The statistics on Google in Gleick's article are pretty interesting. In barely a decade Google has made itself a global brand bigger than Coca-Cola or GE. Google is where we go for answers. It is known as the World Brain. It is the oracle of redirection. And I really appreciated how the article mentioned how Google founders Larry and Sergey did everything their own way. It is so crazy to see how far Google has come, now with their newest application being Google+. People said it would take over Facebook, but Facebook is still the most prevalent social-networking platform. I know I have recently been using Google more frequently for my group projects; we've been using Google document and Google presentation so we could all collectively and collaboratively work on the same project at different times. Google is continuously coming up with all these new features, so who knows what the future will hold for Google. Both Gleick and Boyd's articles talk about branding online identities. “Privacy is not something that can be counted, divided, or traded. It is not a substance or collection of data points. It’s just a word that we clumsily use to stand in for a wide array of values and practices that influence how we manage our reputations in various contexts. There is no formula for assessing it: I can’t give Google three of my privacy points in exchange for 10 percent better service” (Gleick).
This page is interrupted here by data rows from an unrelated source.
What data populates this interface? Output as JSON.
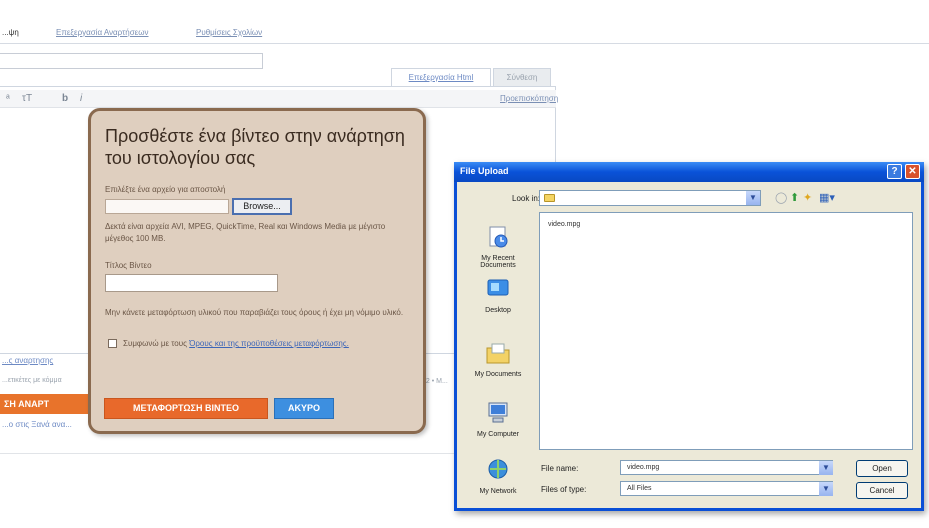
{
  "page": {
    "top_tabs": [
      "...ψη",
      "Επεξεργασία Αναρτήσεων",
      "Ρυθμίσεις Σχολίων"
    ],
    "editor_tabs": {
      "html": "Επεξεργασία Html",
      "compose": "Σύνθεση"
    },
    "preview": "Προεπισκόπηση",
    "left_link": "...ς αναρτησης",
    "left_small": "...ετικέτες με κόμμα",
    "left_button": "ΣΗ ΑΝΑΡΤ",
    "left_bottom_link": "...ο στις Ξανά ανα...",
    "right_fragment": ", 2 • Μ..."
  },
  "video_dialog": {
    "title": "Προσθέστε ένα βίντεο στην ανάρτηση του ιστολογίου σας",
    "choose_file_label": "Επιλέξτε ένα αρχείο για αποστολή",
    "browse": "Browse...",
    "formats_note": "Δεκτά είναι αρχεία AVI, MPEG, QuickTime, Real και Windows Media με μέγιστο μέγεθος 100 MB.",
    "video_title_label": "Τίτλος Βίντεο",
    "video_title_value": "",
    "rights_note": "Μην κάνετε μεταφόρτωση υλικού που παραβιάζει τους όρους ή έχει μη νόμιμο υλικό.",
    "agree_prefix": "Συμφωνώ με τους ",
    "terms_link": "Όρους και της προϋποθέσεις μεταφόρτωσης.",
    "upload_button": "ΜΕΤΑΦΟΡΤΩΣΗ ΒΙΝΤΕΟ",
    "cancel_button": "ΑΚΥΡΟ",
    "colors": {
      "panel": "#dfcfbf",
      "border": "#8a6a4f",
      "upload": "#e8692b",
      "cancel": "#3d8fe0"
    }
  },
  "file_dialog": {
    "title": "File Upload",
    "help_icon": "?",
    "close_icon": "✕",
    "look_in_label": "Look in:",
    "look_in_value": "",
    "places": [
      "My Recent Documents",
      "Desktop",
      "My Documents",
      "My Computer",
      "My Network"
    ],
    "files": [
      "video.mpg"
    ],
    "file_name_label": "File name:",
    "file_name_value": "video.mpg",
    "file_type_label": "Files of type:",
    "file_type_value": "All Files",
    "open_button": "Open",
    "cancel_button": "Cancel",
    "colors": {
      "titlebar": "#0a52d8",
      "body": "#ece9d8"
    }
  }
}
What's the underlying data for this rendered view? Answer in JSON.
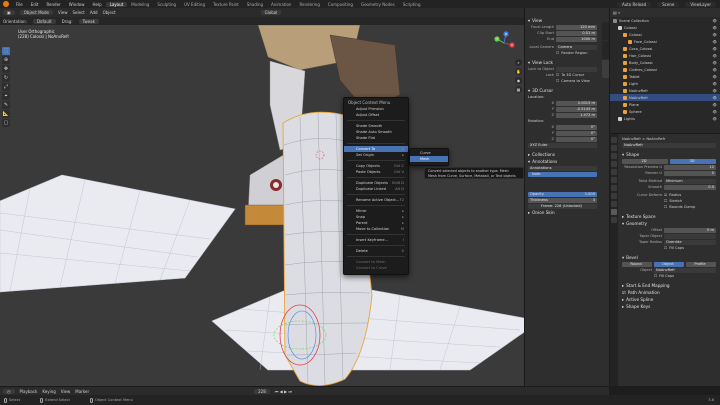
{
  "topbar": {
    "menus": [
      "File",
      "Edit",
      "Render",
      "Window",
      "Help"
    ],
    "workspaces": [
      "Layout",
      "Modeling",
      "Sculpting",
      "UV Editing",
      "Texture Paint",
      "Shading",
      "Animation",
      "Rendering",
      "Compositing",
      "Geometry Nodes",
      "Scripting"
    ],
    "active_workspace": "Layout",
    "scene_label": "Scene",
    "view_layer_label": "ViewLayer",
    "auto_reload": "Auto Reload"
  },
  "viewport_header": {
    "mode": "Object Mode",
    "menus": [
      "View",
      "Select",
      "Add",
      "Object"
    ],
    "orientation": "Global",
    "transform_row": [
      "Orientation:",
      "Default",
      "Drag:",
      "Tweak"
    ]
  },
  "viewport": {
    "view_name": "User Orthographic",
    "collection_line": "(228) Colossi | NoAnvRefr",
    "gizmo_axes": [
      "X",
      "Y",
      "Z"
    ]
  },
  "context_menu": {
    "title": "Object Context Menu",
    "items": [
      {
        "label": "Adjust Primsion",
        "shortcut": "",
        "state": "normal"
      },
      {
        "label": "Adjust Offset",
        "shortcut": "",
        "state": "normal"
      },
      {
        "sep": true
      },
      {
        "label": "Shade Smooth",
        "shortcut": "",
        "state": "normal"
      },
      {
        "label": "Shade Auto Smooth",
        "shortcut": "",
        "state": "normal"
      },
      {
        "label": "Shade Flat",
        "shortcut": "",
        "state": "normal"
      },
      {
        "sep": true
      },
      {
        "label": "Convert To",
        "shortcut": "▸",
        "state": "hl"
      },
      {
        "label": "Set Origin",
        "shortcut": "▸",
        "state": "normal"
      },
      {
        "sep": true
      },
      {
        "label": "Copy Objects",
        "shortcut": "Ctrl C",
        "state": "normal"
      },
      {
        "label": "Paste Objects",
        "shortcut": "Ctrl V",
        "state": "normal"
      },
      {
        "sep": true
      },
      {
        "label": "Duplicate Objects",
        "shortcut": "Shift D",
        "state": "normal"
      },
      {
        "label": "Duplicate Linked",
        "shortcut": "Alt D",
        "state": "normal"
      },
      {
        "sep": true
      },
      {
        "label": "Rename Active Object...",
        "shortcut": "F2",
        "state": "normal"
      },
      {
        "sep": true
      },
      {
        "label": "Mirror",
        "shortcut": "▸",
        "state": "normal"
      },
      {
        "label": "Snap",
        "shortcut": "▸",
        "state": "normal"
      },
      {
        "label": "Parent",
        "shortcut": "▸",
        "state": "normal"
      },
      {
        "label": "Move to Collection",
        "shortcut": "M",
        "state": "normal"
      },
      {
        "sep": true
      },
      {
        "label": "Insert Keyframe...",
        "shortcut": "I",
        "state": "normal"
      },
      {
        "sep": true
      },
      {
        "label": "Delete",
        "shortcut": "X",
        "state": "normal"
      },
      {
        "sep": true
      },
      {
        "label": "Convert to Mesh",
        "shortcut": "",
        "state": "dim"
      },
      {
        "label": "Convert to Curve",
        "shortcut": "",
        "state": "dim"
      }
    ]
  },
  "submenu": {
    "items": [
      {
        "label": "Curve",
        "state": "normal"
      },
      {
        "label": "Mesh",
        "state": "hl"
      }
    ]
  },
  "tooltip": {
    "line1": "Convert selected objects to another type.  Mesh",
    "line2": "Mesh from Curve, Surface, Metaball, or Text objects"
  },
  "sidebar_n": {
    "tabs": [
      "Item",
      "Tool",
      "View"
    ],
    "view_panel": {
      "title": "View",
      "rows": [
        {
          "label": "Focal Length",
          "value": "120 mm"
        },
        {
          "label": "Clip Start",
          "value": "0.01 m"
        },
        {
          "label": "End",
          "value": "1000 m"
        }
      ],
      "local_camera": "Local Camera",
      "camera_field": "Camera",
      "render_region": "Render Region"
    },
    "view_lock": {
      "title": "View Lock",
      "lock_object": "Lock to Object",
      "lock_label": "Lock",
      "to_3d_cursor": "To 3D Cursor",
      "camera_to_view": "Camera to View"
    },
    "cursor_panel": {
      "title": "3D Cursor",
      "location": "Location:",
      "rows": [
        {
          "label": "X",
          "value": "0.0015 m"
        },
        {
          "label": "Y",
          "value": "-0.5145 m"
        },
        {
          "label": "Z",
          "value": "1.472 m"
        }
      ],
      "rotation": "Rotation:",
      "rot_rows": [
        {
          "label": "X",
          "value": "0°"
        },
        {
          "label": "Y",
          "value": "0°"
        },
        {
          "label": "Z",
          "value": "0°"
        }
      ],
      "mode": "XYZ Euler"
    },
    "collections": "Collections",
    "annotations": {
      "title": "Annotations",
      "layer": "Annotations",
      "note": "Note",
      "opacity_label": "Opacity",
      "opacity": "1.000",
      "thickness_label": "Thickness",
      "thickness": "3",
      "frame": "Frame: 228 (Unlocked)"
    },
    "onion_skin": "Onion Skin"
  },
  "outliner": {
    "title": "Scene Collection",
    "rows": [
      {
        "label": "Scene Collection",
        "indent": 0,
        "color": "#8a8a8a",
        "sel": false
      },
      {
        "label": "Colossi",
        "indent": 1,
        "color": "#cfcfcf",
        "sel": false
      },
      {
        "label": "Colossi",
        "indent": 2,
        "color": "#e8a33d",
        "sel": false
      },
      {
        "label": "Face_Colossi",
        "indent": 3,
        "color": "#e8a33d",
        "sel": false
      },
      {
        "label": "Coco_Colossi",
        "indent": 2,
        "color": "#e8a33d",
        "sel": false
      },
      {
        "label": "Hair_Colossi",
        "indent": 2,
        "color": "#e8a33d",
        "sel": false
      },
      {
        "label": "Body_Colossi",
        "indent": 2,
        "color": "#e8a33d",
        "sel": false
      },
      {
        "label": "Clothes_Colossi",
        "indent": 2,
        "color": "#e8a33d",
        "sel": false
      },
      {
        "label": "Tablet",
        "indent": 2,
        "color": "#e8a33d",
        "sel": false
      },
      {
        "label": "Light",
        "indent": 2,
        "color": "#e8a33d",
        "sel": false
      },
      {
        "label": "NoAnvRefr",
        "indent": 2,
        "color": "#e8a33d",
        "sel": false
      },
      {
        "label": "NoAnvRefr",
        "indent": 2,
        "color": "#e8a33d",
        "sel": true
      },
      {
        "label": "Plane",
        "indent": 2,
        "color": "#e8a33d",
        "sel": false
      },
      {
        "label": "Sphere",
        "indent": 2,
        "color": "#e8a33d",
        "sel": false
      },
      {
        "label": "Lights",
        "indent": 1,
        "color": "#cfcfcf",
        "sel": false
      }
    ]
  },
  "properties": {
    "breadcrumb": "NoAnvRefr  >  NoAnvRefr",
    "name_field": "NoAnvRefr",
    "shape": {
      "title": "Shape",
      "tabs": [
        "2D",
        "3D"
      ],
      "rows": [
        {
          "label": "Resolution Preview U",
          "value": "12"
        },
        {
          "label": "Render U",
          "value": "0"
        }
      ],
      "twist_method_label": "Twist Method",
      "twist_method": "Minimum",
      "smooth_label": "Smooth",
      "smooth": "0.0",
      "curve_deform": "Curve Deform",
      "radius": "Radius",
      "stretch": "Stretch",
      "bounds_clamp": "Bounds Clamp"
    },
    "texture_space": "Texture Space",
    "geometry": {
      "title": "Geometry",
      "offset_label": "Offset",
      "offset": "0 m",
      "taper_object": "Taper Object",
      "taper_radius": "Taper Radius",
      "taper_radius_val": "Override",
      "fill_caps": "Fill Caps"
    },
    "bevel": {
      "title": "Bevel",
      "tabs": [
        "Round",
        "Object",
        "Profile"
      ],
      "active_tab": "Object",
      "object_label": "Object",
      "object_value": "NoAnvRefr",
      "fill_caps": "Fill Caps"
    },
    "path_animation": "Start & End Mapping",
    "path_anim2": "Path Animation",
    "active_spline": "Active Spline",
    "shape_keys": "Shape Keys"
  },
  "timeline": {
    "items": [
      "Playback",
      "Keying",
      "View",
      "Marker"
    ],
    "frame": "228"
  },
  "statusbar": {
    "items": [
      "Select",
      "Extend Select",
      "Object Context Menu"
    ],
    "version": "3.6"
  },
  "colors": {
    "accent": "#4772b3",
    "brand": "#e87d0d"
  }
}
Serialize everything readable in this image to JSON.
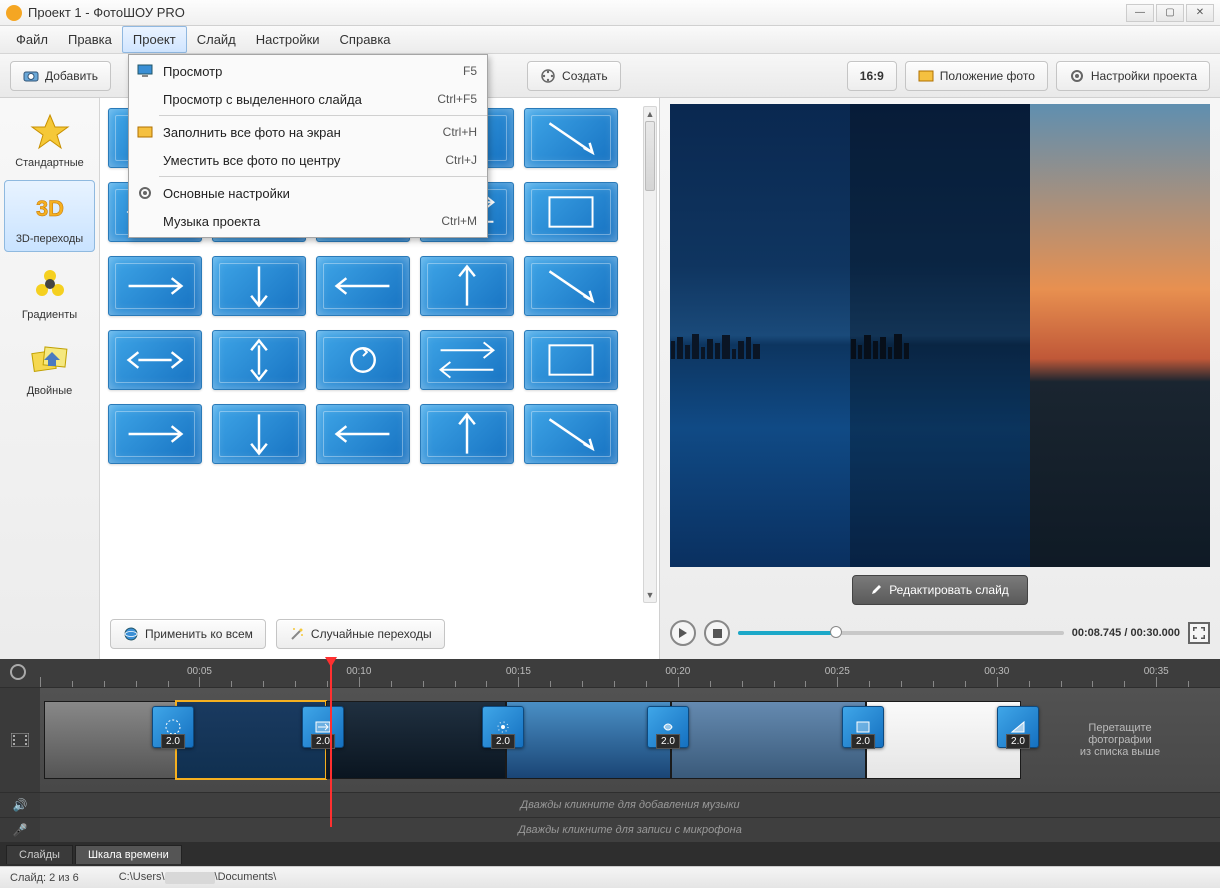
{
  "window": {
    "title": "Проект 1 - ФотоШОУ PRO"
  },
  "menubar": {
    "items": [
      "Файл",
      "Правка",
      "Проект",
      "Слайд",
      "Настройки",
      "Справка"
    ],
    "active_index": 2
  },
  "dropdown": {
    "items": [
      {
        "label": "Просмотр",
        "shortcut": "F5",
        "icon": "monitor"
      },
      {
        "label": "Просмотр с выделенного слайда",
        "shortcut": "Ctrl+F5",
        "icon": ""
      },
      {
        "sep": true
      },
      {
        "label": "Заполнить все фото на экран",
        "shortcut": "Ctrl+H",
        "icon": "fill"
      },
      {
        "label": "Уместить все фото по центру",
        "shortcut": "Ctrl+J",
        "icon": ""
      },
      {
        "sep": true
      },
      {
        "label": "Основные настройки",
        "shortcut": "",
        "icon": "gear"
      },
      {
        "label": "Музыка проекта",
        "shortcut": "Ctrl+M",
        "icon": ""
      }
    ]
  },
  "toolbar": {
    "add": "Добавить",
    "create": "Создать",
    "aspect": "16:9",
    "photo_position": "Положение фото",
    "project_settings": "Настройки проекта"
  },
  "categories": [
    {
      "label": "Стандартные",
      "icon": "star"
    },
    {
      "label": "3D-переходы",
      "icon": "3d"
    },
    {
      "label": "Градиенты",
      "icon": "gradient"
    },
    {
      "label": "Двойные",
      "icon": "double"
    }
  ],
  "categories_active_index": 1,
  "transitions_buttons": {
    "apply_all": "Применить ко всем",
    "random": "Случайные переходы"
  },
  "preview": {
    "edit_slide": "Редактировать слайд",
    "time": "00:08.745 / 00:30.000"
  },
  "ruler": {
    "labels": [
      "00:05",
      "00:10",
      "00:15",
      "00:20",
      "00:25",
      "00:30",
      "00:35"
    ]
  },
  "timeline": {
    "transition_durations": [
      "2.0",
      "2.0",
      "2.0",
      "2.0",
      "2.0",
      "2.0"
    ],
    "drop_hint_line1": "Перетащите",
    "drop_hint_line2": "фотографии",
    "drop_hint_line3": "из списка выше",
    "audio_hint": "Дважды кликните для добавления музыки",
    "mic_hint": "Дважды кликните для записи с микрофона"
  },
  "bottom_tabs": {
    "slides": "Слайды",
    "timeline": "Шкала времени",
    "active_index": 1
  },
  "status": {
    "slide_counter": "Слайд: 2 из 6",
    "path_prefix": "C:\\Users\\",
    "path_suffix": "\\Documents\\"
  }
}
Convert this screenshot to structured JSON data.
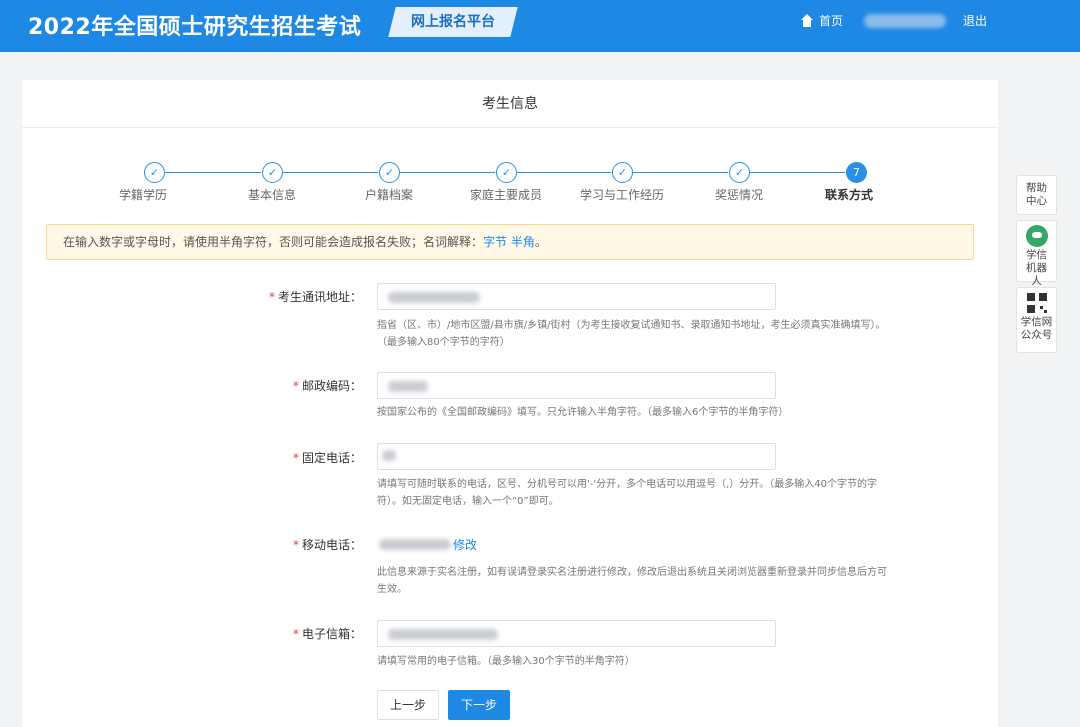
{
  "header": {
    "title": "2022年全国硕士研究生招生考试",
    "platform": "网上报名平台",
    "home_label": "首页",
    "logout_label": "退出"
  },
  "card": {
    "title": "考生信息"
  },
  "steps": [
    {
      "label": "学籍学历",
      "state": "done"
    },
    {
      "label": "基本信息",
      "state": "done"
    },
    {
      "label": "户籍档案",
      "state": "done"
    },
    {
      "label": "家庭主要成员",
      "state": "done"
    },
    {
      "label": "学习与工作经历",
      "state": "done"
    },
    {
      "label": "奖惩情况",
      "state": "done"
    },
    {
      "label": "联系方式",
      "state": "current",
      "number": "7"
    }
  ],
  "step_done_mark": "✓",
  "notice": {
    "text": "在输入数字或字母时，请使用半角字符，否则可能会造成报名失败；名词解释：",
    "link1": "字节",
    "link2": "半角",
    "end": "。"
  },
  "form": {
    "required_mark": "*",
    "address": {
      "label": "考生通讯地址：",
      "hint": "指省（区、市）/地市区盟/县市旗/乡镇/街村（为考生接收复试通知书、录取通知书地址，考生必须真实准确填写）。（最多输入80个字节的字符）"
    },
    "postcode": {
      "label": "邮政编码：",
      "hint": "按国家公布的《全国邮政编码》填写。只允许输入半角字符。（最多输入6个字节的半角字符）"
    },
    "phone": {
      "label": "固定电话：",
      "hint": "请填写可随时联系的电话，区号、分机号可以用'-'分开，多个电话可以用逗号（,）分开。（最多输入40个字节的字符）。如无固定电话，输入一个“0”即可。"
    },
    "mobile": {
      "label": "移动电话：",
      "modify": "修改",
      "hint": "此信息来源于实名注册，如有误请登录实名注册进行修改，修改后退出系统且关闭浏览器重新登录并同步信息后方可生效。"
    },
    "email": {
      "label": "电子信箱：",
      "hint": "请填写常用的电子信箱。（最多输入30个字节的半角字符）"
    },
    "prev_label": "上一步",
    "next_label": "下一步"
  },
  "sidebar": {
    "help": "帮助中心",
    "robot": "学信机器人",
    "wechat": "学信网公众号"
  }
}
Boyd described social media as a new wrench to this age-old problem. “Blogs, social network sites, and Twitter took the identity battle to an entirely new scale. Not only are handles important as unique identifiers, they're constantly referenced in all sorts of ways in social media” (Boyd). I too agree that blogging created an ecosystem where people became known for their blog identities; for example, Perez Hilton is known as that guy with the pink hair who blogs about celebrity gossip, and Lauren Conrad is that girl from Laguna Beach who blogs fashion, arts and crafts, recipes, and make-up. It is so crazy how much we are branded and associated by our online identities.